RIYADH (Reuters Life!) - As Umm Ibrahim takes the wheel of her husband's white Hyundai, beads of sweat form beneath the black veil that covers her face and body.

Nervously turning the ignition, shifting into drive and easing her foot off the brake, she knows she's risking arrest. The simple act of driving for a woman is banned in Saudi Arabia.

"The day I get my driving license, I will open a driving school for women and I'll be one of the instructors, that's my dream," said Umm Ibrahim.

Last week, on the same day the 25 year-old mother of two chose to make a statement by taking her husband's car out for a spin, U.S. Secretary of State Hillary Clinton publicly supported "brave" Saudi women demanding the right to drive.

"What these women are doing is brave and what they are seeking is right, but the effort belongs to them. I am moved by it and I support them," Clinton said, responding to a letter sent by activist group Saudi Women for Driving.

She was also careful to stress that it was an issue for Saudis to determine for themselves.

The mutaween -- Saudi Arabia's religious police -- are constantly on the lookout for violators of the kingdom's conservative rules. There is no law explicitly forbidding women from driving but they are not allowed to obtain licenses, making it effectively illegal.

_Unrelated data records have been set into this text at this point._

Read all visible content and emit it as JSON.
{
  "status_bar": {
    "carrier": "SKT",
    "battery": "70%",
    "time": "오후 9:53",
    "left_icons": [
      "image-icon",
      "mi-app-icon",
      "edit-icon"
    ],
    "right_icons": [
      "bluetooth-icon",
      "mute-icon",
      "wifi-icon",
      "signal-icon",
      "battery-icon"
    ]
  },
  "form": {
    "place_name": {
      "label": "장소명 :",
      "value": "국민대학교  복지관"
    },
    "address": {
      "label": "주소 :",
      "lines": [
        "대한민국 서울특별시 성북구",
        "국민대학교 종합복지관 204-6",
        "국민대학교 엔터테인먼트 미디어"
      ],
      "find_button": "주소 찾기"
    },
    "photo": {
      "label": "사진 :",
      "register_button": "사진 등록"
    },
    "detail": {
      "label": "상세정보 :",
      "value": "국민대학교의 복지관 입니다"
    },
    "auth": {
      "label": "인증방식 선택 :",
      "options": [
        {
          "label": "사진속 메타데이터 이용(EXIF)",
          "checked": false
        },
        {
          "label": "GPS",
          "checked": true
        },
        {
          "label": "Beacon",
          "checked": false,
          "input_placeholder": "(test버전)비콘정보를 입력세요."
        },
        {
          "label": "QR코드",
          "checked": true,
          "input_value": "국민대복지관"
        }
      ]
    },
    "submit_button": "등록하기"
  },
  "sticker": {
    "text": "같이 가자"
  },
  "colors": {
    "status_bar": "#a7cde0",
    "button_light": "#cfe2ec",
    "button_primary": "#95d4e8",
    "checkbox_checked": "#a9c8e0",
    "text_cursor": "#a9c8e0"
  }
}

The penalty for those caught is a fine or a short detention.   Continued...

 
<p>Umm Ibrahim sits behind the wheel of her vehicle as she drives in Riyadh, an act that is banned in Saudi Arabia June 21, 2011. REUTERS/Amena Bakr</p>